What turns you on to motorcycle travel?


Global Rescue, WORLDwide evacuation services for EVERYONE

Global Rescue is the premier provider of medical, security and evacuation services worldwide and is the only company that will come to you, wherever you are, and evacuate you to your home hospital of choice. Additionally, Global Rescue places no restrictions on country of citizenship - all nationalities are eligible to sign-up!


New to Horizons Unlimited?

New to motorcycle travelling? New to the HU site? Confused? Too many options? It's really very simple - just 4 easy steps!

Horizons Unlimited was founded in 1997 by Grant and Susan Johnson following their journey around the world on a BMW R80 G/S motorcycle.

Susan and Grant Johnson Read more about Grant & Susan's story

Membership - help keep us going!

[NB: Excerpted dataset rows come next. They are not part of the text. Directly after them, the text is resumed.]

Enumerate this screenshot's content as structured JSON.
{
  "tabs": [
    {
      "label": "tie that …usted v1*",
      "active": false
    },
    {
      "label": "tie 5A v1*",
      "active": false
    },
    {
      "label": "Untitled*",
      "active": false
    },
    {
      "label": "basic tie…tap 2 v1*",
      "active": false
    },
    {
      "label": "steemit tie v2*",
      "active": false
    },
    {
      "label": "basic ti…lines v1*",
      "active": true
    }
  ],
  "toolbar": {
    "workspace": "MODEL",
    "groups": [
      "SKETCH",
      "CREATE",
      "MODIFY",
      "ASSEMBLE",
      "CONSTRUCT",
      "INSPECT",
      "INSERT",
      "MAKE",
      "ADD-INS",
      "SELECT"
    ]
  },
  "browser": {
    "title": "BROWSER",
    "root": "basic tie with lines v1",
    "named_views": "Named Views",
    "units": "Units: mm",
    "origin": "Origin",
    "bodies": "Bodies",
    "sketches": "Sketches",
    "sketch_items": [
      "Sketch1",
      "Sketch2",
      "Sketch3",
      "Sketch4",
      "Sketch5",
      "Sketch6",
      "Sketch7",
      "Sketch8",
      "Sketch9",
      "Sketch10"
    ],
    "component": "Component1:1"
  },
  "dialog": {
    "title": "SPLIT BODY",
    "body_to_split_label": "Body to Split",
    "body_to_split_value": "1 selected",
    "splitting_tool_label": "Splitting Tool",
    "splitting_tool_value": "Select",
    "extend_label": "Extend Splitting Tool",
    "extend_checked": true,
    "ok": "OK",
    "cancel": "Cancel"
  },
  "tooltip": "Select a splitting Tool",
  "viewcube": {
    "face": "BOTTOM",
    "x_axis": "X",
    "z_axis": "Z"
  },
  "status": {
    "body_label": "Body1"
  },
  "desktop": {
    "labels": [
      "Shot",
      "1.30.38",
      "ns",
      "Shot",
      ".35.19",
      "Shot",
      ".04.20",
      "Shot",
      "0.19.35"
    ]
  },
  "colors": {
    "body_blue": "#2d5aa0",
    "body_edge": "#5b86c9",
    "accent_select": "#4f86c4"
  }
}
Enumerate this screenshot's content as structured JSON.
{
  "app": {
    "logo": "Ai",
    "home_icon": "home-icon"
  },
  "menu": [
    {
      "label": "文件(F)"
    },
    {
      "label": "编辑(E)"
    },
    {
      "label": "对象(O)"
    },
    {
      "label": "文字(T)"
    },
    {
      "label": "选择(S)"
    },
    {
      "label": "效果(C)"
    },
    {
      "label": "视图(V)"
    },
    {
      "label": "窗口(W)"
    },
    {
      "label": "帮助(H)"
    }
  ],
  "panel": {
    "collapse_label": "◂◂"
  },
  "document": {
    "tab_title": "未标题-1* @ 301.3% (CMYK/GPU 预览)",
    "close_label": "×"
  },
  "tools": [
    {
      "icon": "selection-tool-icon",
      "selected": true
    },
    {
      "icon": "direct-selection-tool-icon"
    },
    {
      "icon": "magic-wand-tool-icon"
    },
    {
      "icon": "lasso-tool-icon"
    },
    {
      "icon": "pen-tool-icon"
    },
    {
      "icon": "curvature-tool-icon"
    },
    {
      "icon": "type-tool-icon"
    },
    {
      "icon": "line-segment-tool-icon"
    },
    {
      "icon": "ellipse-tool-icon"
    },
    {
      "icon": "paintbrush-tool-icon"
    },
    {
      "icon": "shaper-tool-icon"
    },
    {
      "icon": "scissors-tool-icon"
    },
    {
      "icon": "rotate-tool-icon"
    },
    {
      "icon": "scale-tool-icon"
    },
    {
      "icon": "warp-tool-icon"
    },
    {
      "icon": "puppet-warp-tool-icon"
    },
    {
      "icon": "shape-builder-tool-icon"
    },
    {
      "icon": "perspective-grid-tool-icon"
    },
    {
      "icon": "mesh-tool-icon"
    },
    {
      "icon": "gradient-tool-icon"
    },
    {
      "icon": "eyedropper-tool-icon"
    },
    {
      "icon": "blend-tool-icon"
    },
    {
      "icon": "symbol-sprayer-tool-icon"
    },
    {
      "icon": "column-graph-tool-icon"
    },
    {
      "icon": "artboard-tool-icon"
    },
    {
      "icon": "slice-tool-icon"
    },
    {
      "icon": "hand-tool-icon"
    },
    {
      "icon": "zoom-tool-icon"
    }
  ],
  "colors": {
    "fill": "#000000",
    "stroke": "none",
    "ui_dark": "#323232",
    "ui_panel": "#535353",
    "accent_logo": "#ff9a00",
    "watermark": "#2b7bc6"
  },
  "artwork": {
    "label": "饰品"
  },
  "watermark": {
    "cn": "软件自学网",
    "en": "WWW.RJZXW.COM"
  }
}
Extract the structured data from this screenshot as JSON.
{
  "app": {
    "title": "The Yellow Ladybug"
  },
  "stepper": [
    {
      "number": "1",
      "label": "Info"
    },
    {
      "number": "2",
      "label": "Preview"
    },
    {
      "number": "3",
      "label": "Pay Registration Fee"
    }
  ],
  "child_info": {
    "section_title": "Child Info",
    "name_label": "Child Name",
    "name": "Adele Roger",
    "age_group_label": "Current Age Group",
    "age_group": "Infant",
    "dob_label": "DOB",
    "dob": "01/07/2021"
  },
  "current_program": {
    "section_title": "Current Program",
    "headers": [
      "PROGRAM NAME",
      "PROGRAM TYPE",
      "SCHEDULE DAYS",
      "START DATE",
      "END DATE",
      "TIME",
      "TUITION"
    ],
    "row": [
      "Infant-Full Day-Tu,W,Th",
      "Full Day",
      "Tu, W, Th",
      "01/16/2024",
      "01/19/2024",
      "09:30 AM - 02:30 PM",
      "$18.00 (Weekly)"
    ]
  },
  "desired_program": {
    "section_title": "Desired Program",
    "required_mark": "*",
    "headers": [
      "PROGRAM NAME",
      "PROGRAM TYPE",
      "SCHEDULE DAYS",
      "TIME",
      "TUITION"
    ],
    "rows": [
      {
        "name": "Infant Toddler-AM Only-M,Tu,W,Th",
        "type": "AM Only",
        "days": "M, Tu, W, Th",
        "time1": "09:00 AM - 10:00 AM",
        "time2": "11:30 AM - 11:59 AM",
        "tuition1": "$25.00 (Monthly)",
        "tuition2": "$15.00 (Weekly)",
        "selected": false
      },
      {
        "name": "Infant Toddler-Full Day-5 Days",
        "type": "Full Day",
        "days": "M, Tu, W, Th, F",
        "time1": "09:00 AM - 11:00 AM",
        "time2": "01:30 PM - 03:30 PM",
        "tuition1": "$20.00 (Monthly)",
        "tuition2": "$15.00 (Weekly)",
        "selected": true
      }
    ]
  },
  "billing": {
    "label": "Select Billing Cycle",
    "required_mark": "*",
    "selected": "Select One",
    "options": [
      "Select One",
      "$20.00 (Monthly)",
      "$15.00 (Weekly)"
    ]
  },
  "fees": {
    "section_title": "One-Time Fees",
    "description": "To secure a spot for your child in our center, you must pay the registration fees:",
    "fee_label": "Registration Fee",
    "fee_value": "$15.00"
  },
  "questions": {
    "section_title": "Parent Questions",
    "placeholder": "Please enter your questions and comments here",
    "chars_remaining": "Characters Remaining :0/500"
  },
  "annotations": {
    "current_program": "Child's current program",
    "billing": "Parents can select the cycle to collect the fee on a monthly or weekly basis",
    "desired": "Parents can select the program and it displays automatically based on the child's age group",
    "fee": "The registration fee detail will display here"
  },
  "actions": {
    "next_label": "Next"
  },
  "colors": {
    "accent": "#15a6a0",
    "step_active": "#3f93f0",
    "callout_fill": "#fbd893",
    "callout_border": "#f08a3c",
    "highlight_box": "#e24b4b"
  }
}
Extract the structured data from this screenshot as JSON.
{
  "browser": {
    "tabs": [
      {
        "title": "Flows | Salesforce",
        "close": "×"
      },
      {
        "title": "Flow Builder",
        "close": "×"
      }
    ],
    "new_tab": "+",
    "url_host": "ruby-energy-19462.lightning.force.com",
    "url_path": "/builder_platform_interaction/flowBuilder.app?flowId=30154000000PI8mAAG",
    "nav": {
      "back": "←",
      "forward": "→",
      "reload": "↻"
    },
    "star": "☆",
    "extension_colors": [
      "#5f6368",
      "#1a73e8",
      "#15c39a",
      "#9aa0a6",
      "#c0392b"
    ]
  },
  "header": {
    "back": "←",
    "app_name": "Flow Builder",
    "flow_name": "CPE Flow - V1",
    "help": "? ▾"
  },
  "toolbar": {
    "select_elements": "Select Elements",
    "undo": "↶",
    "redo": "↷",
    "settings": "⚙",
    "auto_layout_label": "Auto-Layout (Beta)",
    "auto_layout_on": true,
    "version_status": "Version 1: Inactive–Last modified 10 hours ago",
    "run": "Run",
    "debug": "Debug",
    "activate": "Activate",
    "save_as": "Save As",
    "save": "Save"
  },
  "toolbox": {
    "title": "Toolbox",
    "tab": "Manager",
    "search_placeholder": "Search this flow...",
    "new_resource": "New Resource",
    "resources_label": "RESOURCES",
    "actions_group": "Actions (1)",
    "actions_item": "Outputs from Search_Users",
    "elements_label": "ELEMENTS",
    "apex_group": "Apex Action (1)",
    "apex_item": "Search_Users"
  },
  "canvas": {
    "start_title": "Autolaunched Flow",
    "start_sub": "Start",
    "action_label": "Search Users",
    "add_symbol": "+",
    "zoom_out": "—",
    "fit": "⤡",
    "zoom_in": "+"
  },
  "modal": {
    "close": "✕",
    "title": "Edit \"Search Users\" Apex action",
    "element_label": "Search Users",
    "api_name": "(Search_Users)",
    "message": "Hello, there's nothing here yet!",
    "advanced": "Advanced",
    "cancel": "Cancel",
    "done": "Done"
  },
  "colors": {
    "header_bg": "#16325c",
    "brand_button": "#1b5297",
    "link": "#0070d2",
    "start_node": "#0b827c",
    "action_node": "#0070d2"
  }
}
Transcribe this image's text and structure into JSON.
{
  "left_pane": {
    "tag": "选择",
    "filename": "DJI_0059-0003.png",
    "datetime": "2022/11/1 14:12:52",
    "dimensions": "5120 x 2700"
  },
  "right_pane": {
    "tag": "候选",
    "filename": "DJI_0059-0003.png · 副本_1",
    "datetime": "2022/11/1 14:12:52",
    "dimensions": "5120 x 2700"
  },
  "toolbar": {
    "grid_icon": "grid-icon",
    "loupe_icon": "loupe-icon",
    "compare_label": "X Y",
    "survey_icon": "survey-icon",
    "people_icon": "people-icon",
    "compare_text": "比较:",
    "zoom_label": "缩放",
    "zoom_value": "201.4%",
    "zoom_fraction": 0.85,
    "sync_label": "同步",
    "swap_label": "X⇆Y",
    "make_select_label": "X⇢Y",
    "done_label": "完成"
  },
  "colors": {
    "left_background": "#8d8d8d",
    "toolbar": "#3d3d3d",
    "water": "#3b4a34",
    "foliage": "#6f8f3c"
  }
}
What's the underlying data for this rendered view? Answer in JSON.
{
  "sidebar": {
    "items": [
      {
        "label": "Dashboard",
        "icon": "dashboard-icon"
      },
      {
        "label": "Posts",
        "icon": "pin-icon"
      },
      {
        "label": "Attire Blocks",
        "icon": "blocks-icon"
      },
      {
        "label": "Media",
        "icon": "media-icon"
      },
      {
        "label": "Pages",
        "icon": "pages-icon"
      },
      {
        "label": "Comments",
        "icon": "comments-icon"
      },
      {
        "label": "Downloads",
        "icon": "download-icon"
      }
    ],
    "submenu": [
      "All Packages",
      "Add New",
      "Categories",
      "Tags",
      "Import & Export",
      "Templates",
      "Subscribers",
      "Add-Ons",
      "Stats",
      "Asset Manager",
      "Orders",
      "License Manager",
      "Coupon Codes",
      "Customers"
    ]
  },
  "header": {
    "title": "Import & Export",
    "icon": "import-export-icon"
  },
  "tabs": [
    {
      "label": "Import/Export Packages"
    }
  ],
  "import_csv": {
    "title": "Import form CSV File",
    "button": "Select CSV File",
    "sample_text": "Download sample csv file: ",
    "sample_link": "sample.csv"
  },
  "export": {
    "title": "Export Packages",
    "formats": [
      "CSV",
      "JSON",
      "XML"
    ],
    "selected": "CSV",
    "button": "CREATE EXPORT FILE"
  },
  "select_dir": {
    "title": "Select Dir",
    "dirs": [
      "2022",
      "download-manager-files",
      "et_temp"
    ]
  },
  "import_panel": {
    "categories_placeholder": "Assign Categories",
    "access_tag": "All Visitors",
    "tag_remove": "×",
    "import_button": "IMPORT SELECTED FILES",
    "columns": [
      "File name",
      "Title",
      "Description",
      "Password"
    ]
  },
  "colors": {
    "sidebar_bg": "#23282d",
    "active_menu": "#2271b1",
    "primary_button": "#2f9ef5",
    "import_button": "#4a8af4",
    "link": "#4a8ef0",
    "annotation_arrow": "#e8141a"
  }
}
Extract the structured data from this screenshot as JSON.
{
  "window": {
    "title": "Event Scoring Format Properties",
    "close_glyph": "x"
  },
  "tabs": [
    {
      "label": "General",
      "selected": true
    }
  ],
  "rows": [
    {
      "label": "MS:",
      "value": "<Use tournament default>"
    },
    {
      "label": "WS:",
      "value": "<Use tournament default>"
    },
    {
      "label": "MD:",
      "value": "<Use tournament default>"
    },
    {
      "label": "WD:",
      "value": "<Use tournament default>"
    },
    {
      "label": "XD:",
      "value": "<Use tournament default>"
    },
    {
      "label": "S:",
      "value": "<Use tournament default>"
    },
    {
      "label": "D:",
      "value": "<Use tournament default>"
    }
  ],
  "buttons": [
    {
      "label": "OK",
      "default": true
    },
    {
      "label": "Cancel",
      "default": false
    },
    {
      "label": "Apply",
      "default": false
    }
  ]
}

Horizons Unlimited is not a big multi-national company, just two people who love motorcycle travel and have grown what started as a hobby in 1997 into a full time job (usually 8-10 hours per day and 7 days a week) and a labour of love. To keep it going and a roof over our heads, we run events (22 this year!); we sell inspirational and informative DVDs; we have a few selected advertisers; and we make a small amount from memberships.

You don't have to be a Member to come to an HU meeting, access the website, the HUBB or to receive the e-zine. What you get for your membership contribution is our sincere gratitude, good karma and knowing that you're helping to keep the motorcycle travel dream alive. Contributing Members and Gold Members do get additional features on the HUBB. Here's a list of all the Member benefits on the HUBB.


Books & DVDs

amazon

All the best travel books and videos listed and often reviewed on HU's famous Books page. Check it out and get great travel books from all over the world.


Motorcycle Express for shipping and insurance!

Motorcycle Express

MC Air Shipping, (uncrated) USA / Canada / Europe and other areas. Be sure to say "Horizons Unlimited" to get your $25 discount on Shipping!
Insurance - see: For foreigners traveling in US and Canada and for Americans and Canadians traveling in other countries, then mail it to MC Express and get your HU $15 discount!




All times are GMT +1. The time now is 02:57.